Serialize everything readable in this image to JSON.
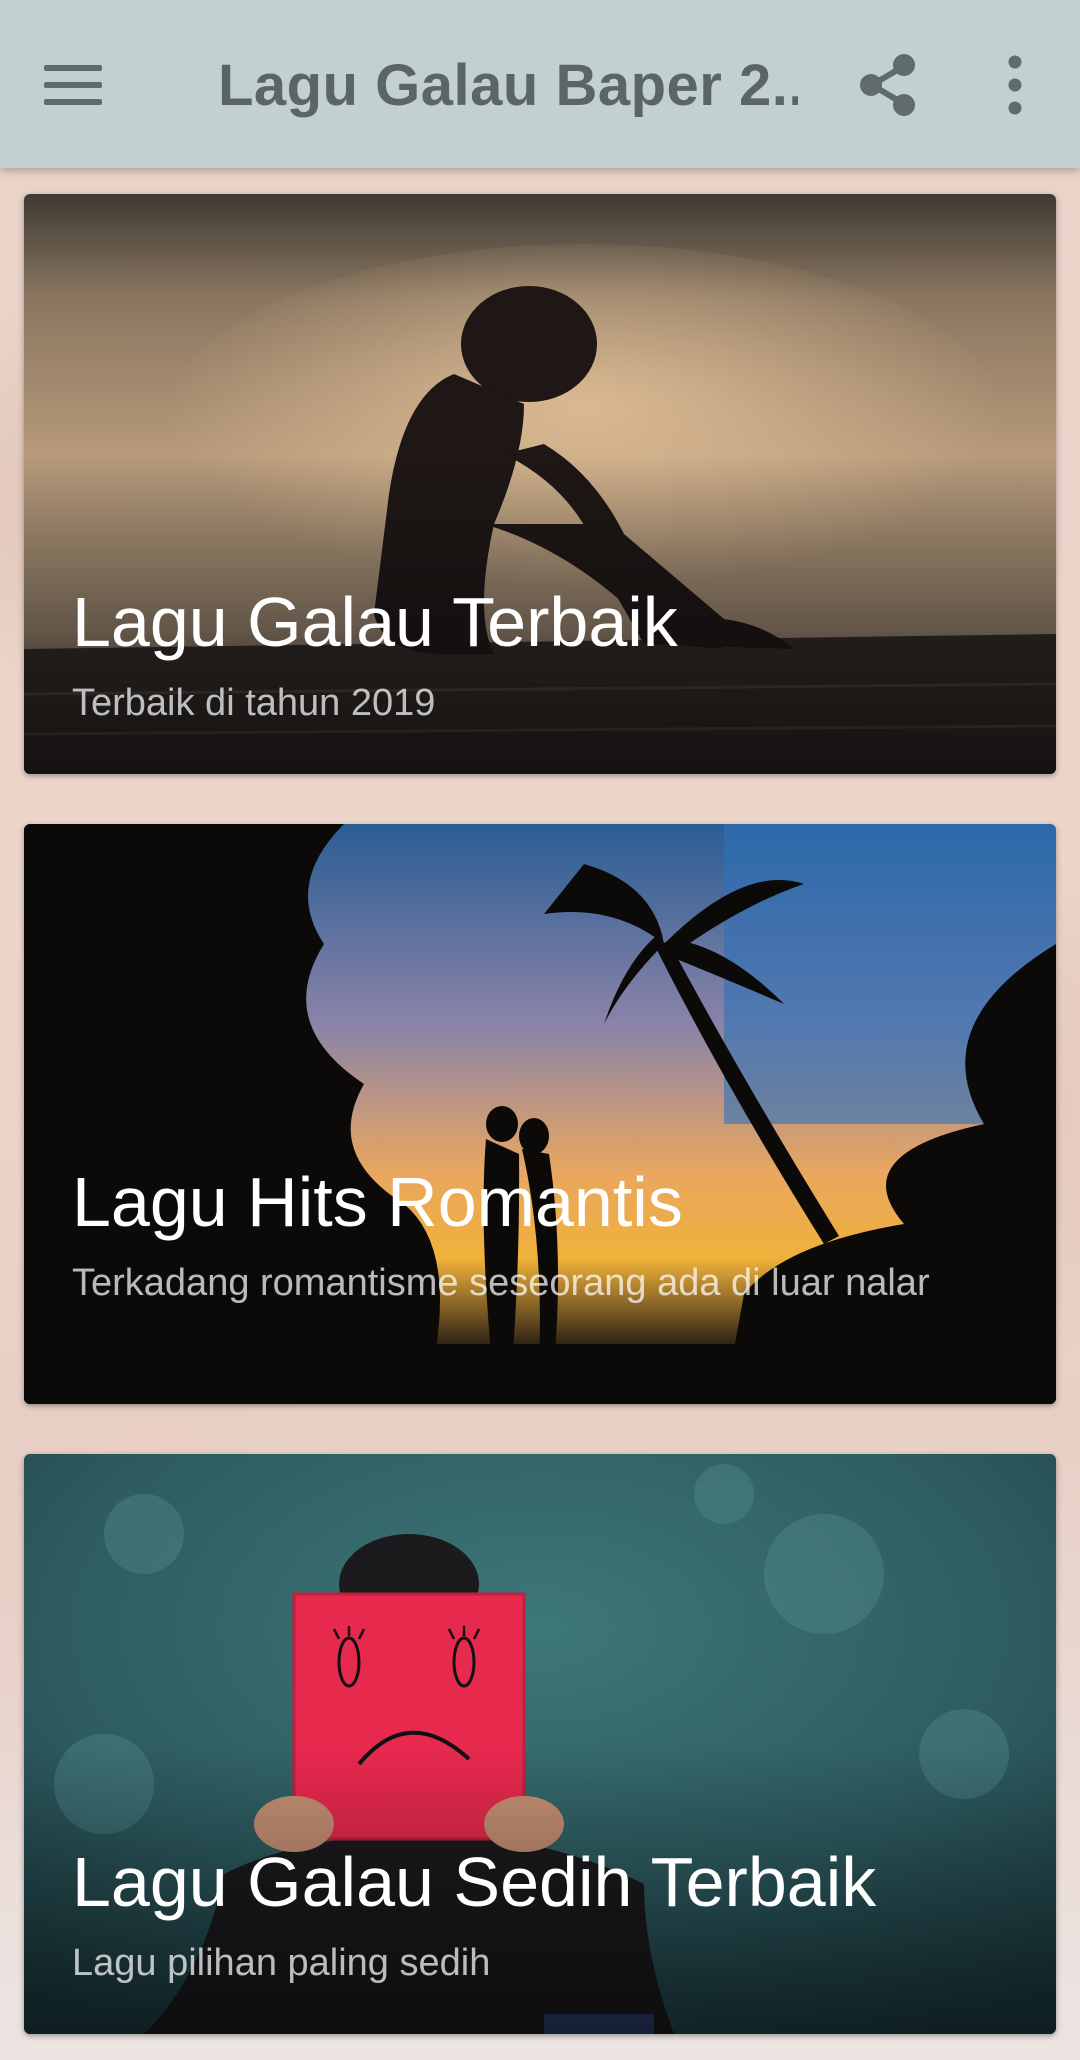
{
  "app_bar": {
    "title": "Lagu Galau Baper 2...",
    "menu_icon": "hamburger-menu-icon",
    "share_icon": "share-icon",
    "more_icon": "more-vert-icon",
    "background": "#c2d1cf"
  },
  "cards": [
    {
      "title": "Lagu Galau Terbaik",
      "subtitle": "Terbaik di tahun 2019"
    },
    {
      "title": "Lagu Hits Romantis",
      "subtitle": "Terkadang romantisme seseorang ada di luar nalar"
    },
    {
      "title": "Lagu Galau Sedih Terbaik",
      "subtitle": "Lagu pilihan paling sedih"
    }
  ]
}
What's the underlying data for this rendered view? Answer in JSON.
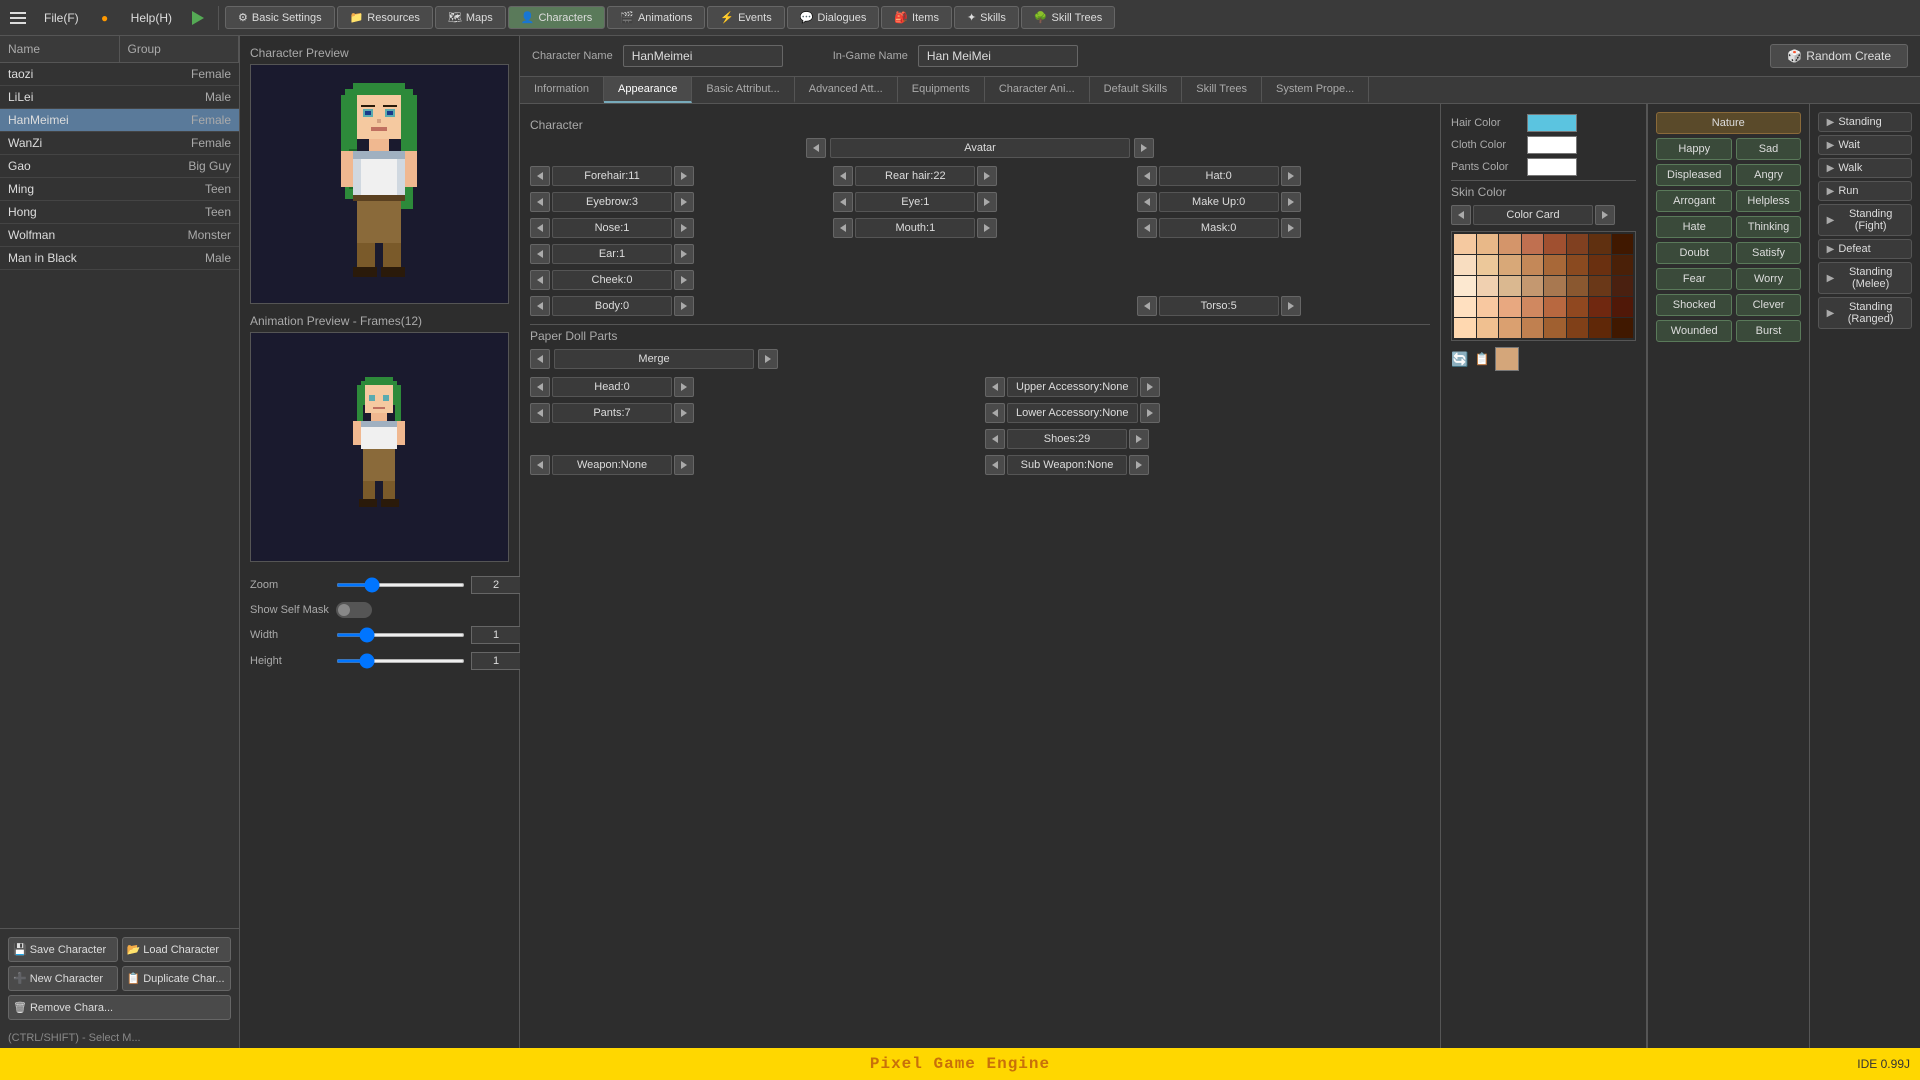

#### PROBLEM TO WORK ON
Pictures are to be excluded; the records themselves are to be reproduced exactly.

#### ANSWER AREA
Serialize everything readable in this image to JSON.
{
  "app_bar": {
    "title": "Lagu Galau Baper 2...",
    "menu_icon": "hamburger-menu-icon",
    "share_icon": "share-icon",
    "more_icon": "more-vert-icon",
    "background": "#c2d1cf"
  },
  "cards": [
    {
      "title": "Lagu Galau Terbaik",
      "subtitle": "Terbaik di tahun 2019"
    },
    {
      "title": "Lagu Hits Romantis",
      "subtitle": "Terkadang romantisme seseorang ada di luar nalar"
    },
    {
      "title": "Lagu Galau Sedih Terbaik",
      "subtitle": "Lagu pilihan paling sedih"
    }
  ]
}
What's the underlying data for this rendered view? Answer in JSON.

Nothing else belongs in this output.